§ What needs to be done
Using the records underneath, tally the lines where the word "screenshot" appears and please give only the count.

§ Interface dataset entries
══════

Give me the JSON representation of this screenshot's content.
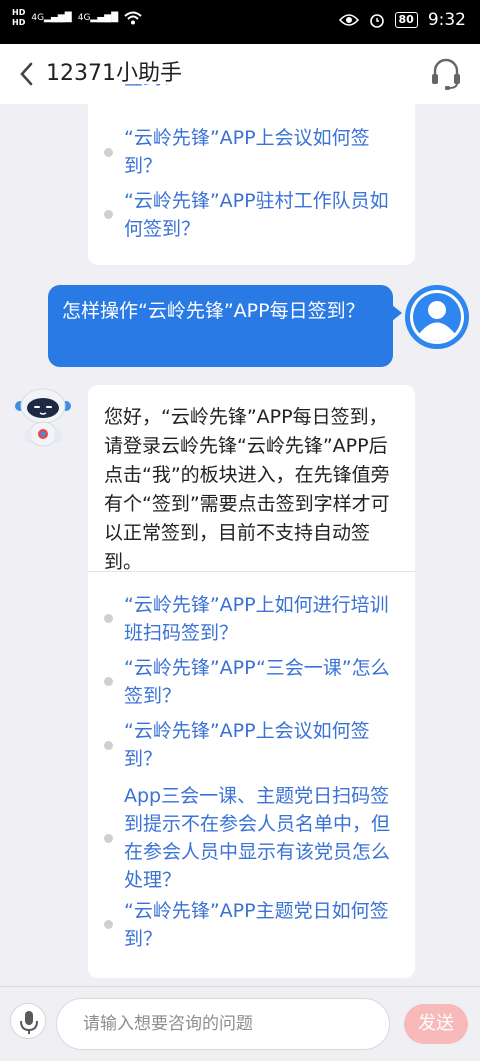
{
  "status_bar": {
    "network_left": "HD 4G",
    "network_right": "HD 4G",
    "battery": "80",
    "time": "9:32"
  },
  "header": {
    "title": "12371小助手"
  },
  "top_card": {
    "cut_text": "签到？",
    "options": [
      "“云岭先锋”APP上会议如何签到？",
      "“云岭先锋”APP驻村工作队员如何签到？"
    ]
  },
  "user_message": "怎样操作“云岭先锋”APP每日签到？",
  "bot_reply": {
    "answer": "您好，“云岭先锋”APP每日签到，请登录云岭先锋“云岭先锋”APP后点击“我”的板块进入，在先锋值旁有个“签到”需要点击签到字样才可以正常签到，目前不支持自动签到。",
    "options": [
      "“云岭先锋”APP上如何进行培训班扫码签到？",
      "“云岭先锋”APP“三会一课”怎么签到？",
      "“云岭先锋”APP上会议如何签到？",
      "App三会一课、主题党日扫码签到提示不在参会人员名单中，但在参会人员中显示有该党员怎么处理？",
      "“云岭先锋”APP主题党日如何签到？"
    ]
  },
  "input_bar": {
    "placeholder": "请输入想要咨询的问题",
    "send_label": "发送"
  },
  "colors": {
    "accent": "#2a7ae6",
    "link": "#3a72d6",
    "send_disabled": "#f7b9b9"
  }
}
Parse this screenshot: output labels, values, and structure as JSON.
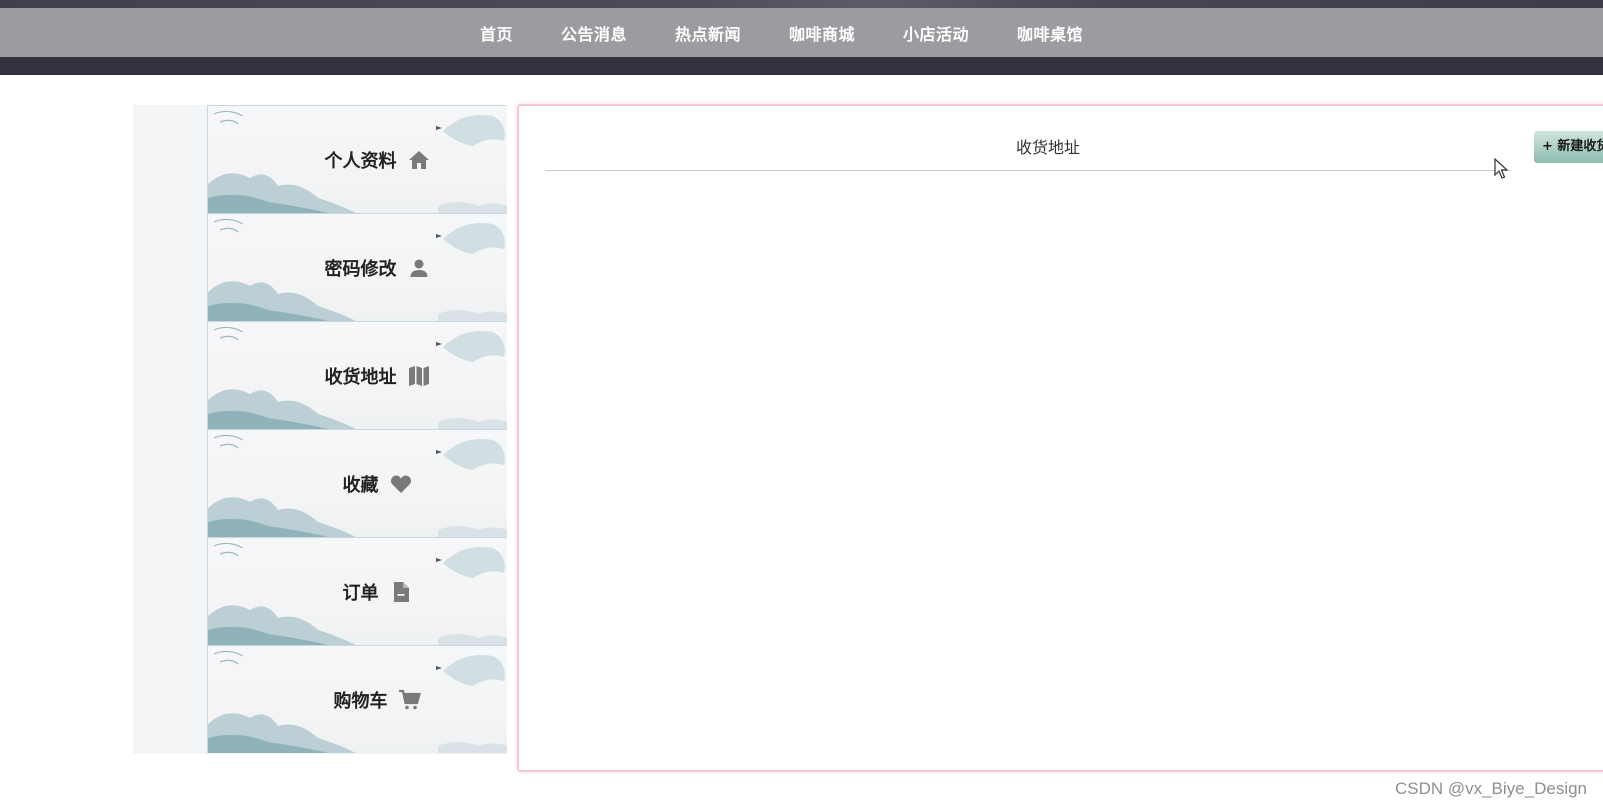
{
  "nav": {
    "items": [
      {
        "label": "首页"
      },
      {
        "label": "公告消息"
      },
      {
        "label": "热点新闻"
      },
      {
        "label": "咖啡商城"
      },
      {
        "label": "小店活动"
      },
      {
        "label": "咖啡桌馆"
      }
    ]
  },
  "sidebar": {
    "items": [
      {
        "label": "个人资料",
        "icon": "home-icon"
      },
      {
        "label": "密码修改",
        "icon": "user-icon"
      },
      {
        "label": "收货地址",
        "icon": "map-icon"
      },
      {
        "label": "收藏",
        "icon": "heart-icon"
      },
      {
        "label": "订单",
        "icon": "file-icon"
      },
      {
        "label": "购物车",
        "icon": "cart-icon"
      }
    ]
  },
  "main": {
    "title": "收货地址",
    "new_button_label": "+ 新建收货"
  },
  "watermark": "CSDN @vx_Biye_Design",
  "colors": {
    "navbar": "#9c9b9f",
    "nav_dark": "#32323f",
    "panel_border": "#f5c9d2",
    "button_teal": "#a9cdc3",
    "icon_gray": "#7a7a7a"
  }
}
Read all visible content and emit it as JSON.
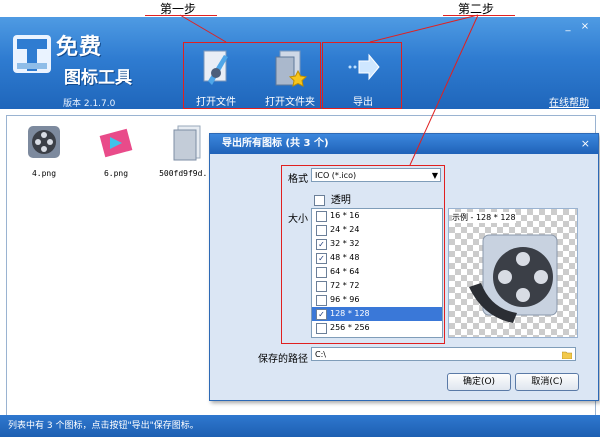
{
  "annotations": {
    "step1": "第一步",
    "step2": "第二步"
  },
  "app": {
    "title_line1": "免费",
    "title_line2": "图标工具",
    "version": "版本 2.1.7.0",
    "help_link": "在线帮助"
  },
  "toolbar": {
    "open_file": "打开文件",
    "open_folder": "打开文件夹",
    "export": "导出"
  },
  "window_controls": {
    "minimize": "_",
    "close": "×"
  },
  "files": [
    {
      "name": "4.png",
      "icon": "film-reel-icon"
    },
    {
      "name": "6.png",
      "icon": "film-strip-icon"
    },
    {
      "name": "500fd9f9d...",
      "icon": "folder-icon"
    }
  ],
  "status": "列表中有 3 个图标，点击按钮\"导出\"保存图标。",
  "dialog": {
    "title": "导出所有图标 (共 3 个)",
    "close": "×",
    "format_label": "格式",
    "format_value": "ICO (*.ico)",
    "transparent_label": "透明",
    "transparent_checked": false,
    "size_label": "大小",
    "sizes": [
      {
        "label": "16 * 16",
        "checked": false
      },
      {
        "label": "24 * 24",
        "checked": false
      },
      {
        "label": "32 * 32",
        "checked": true
      },
      {
        "label": "48 * 48",
        "checked": true
      },
      {
        "label": "64 * 64",
        "checked": false
      },
      {
        "label": "72 * 72",
        "checked": false
      },
      {
        "label": "96 * 96",
        "checked": false
      },
      {
        "label": "128 * 128",
        "checked": true,
        "selected": true
      },
      {
        "label": "256 * 256",
        "checked": false
      }
    ],
    "preview_caption": "示例 - 128 * 128",
    "path_label": "保存的路径",
    "path_value": "C:\\",
    "ok_button": "确定(O)",
    "cancel_button": "取消(C)"
  },
  "colors": {
    "header": "#2f7cd1",
    "annotation": "#e02020",
    "selection": "#3a78d8"
  }
}
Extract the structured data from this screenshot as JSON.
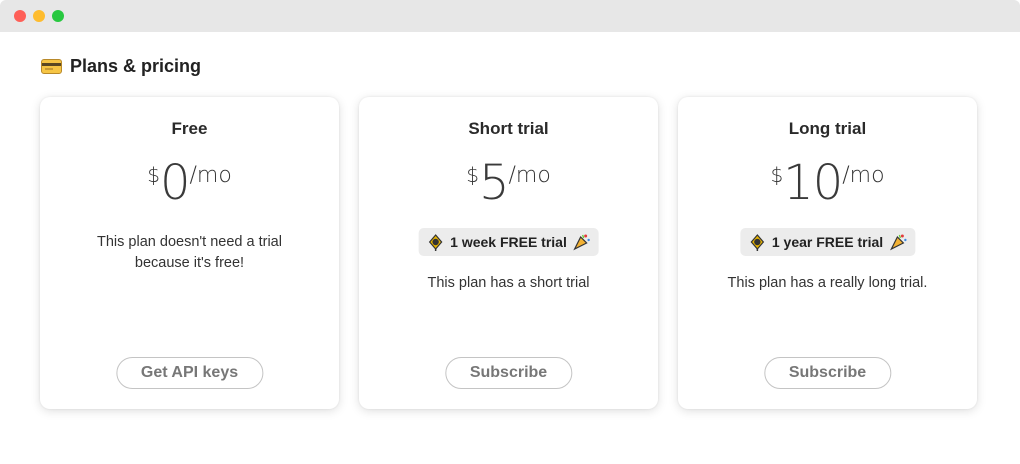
{
  "header": {
    "title": "Plans & pricing",
    "icon": "credit-card-icon"
  },
  "plans": [
    {
      "name": "Free",
      "currency": "$",
      "amount": "0",
      "period": "/mo",
      "badge": null,
      "description": "This plan doesn't need a trial because it's free!",
      "button": "Get API keys"
    },
    {
      "name": "Short trial",
      "currency": "$",
      "amount": "5",
      "period": "/mo",
      "badge": {
        "text": "1 week FREE trial",
        "left_icon": "party-popper-icon",
        "right_icon": "party-horn-icon"
      },
      "description": "This plan has a short trial",
      "button": "Subscribe"
    },
    {
      "name": "Long trial",
      "currency": "$",
      "amount": "10",
      "period": "/mo",
      "badge": {
        "text": "1 year FREE trial",
        "left_icon": "party-popper-icon",
        "right_icon": "party-horn-icon"
      },
      "description": "This plan has a really long trial.",
      "button": "Subscribe"
    }
  ],
  "colors": {
    "badge_bg": "#ececec",
    "button_border": "#c4c4c4",
    "button_text": "#777777"
  }
}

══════

§ Task answer
3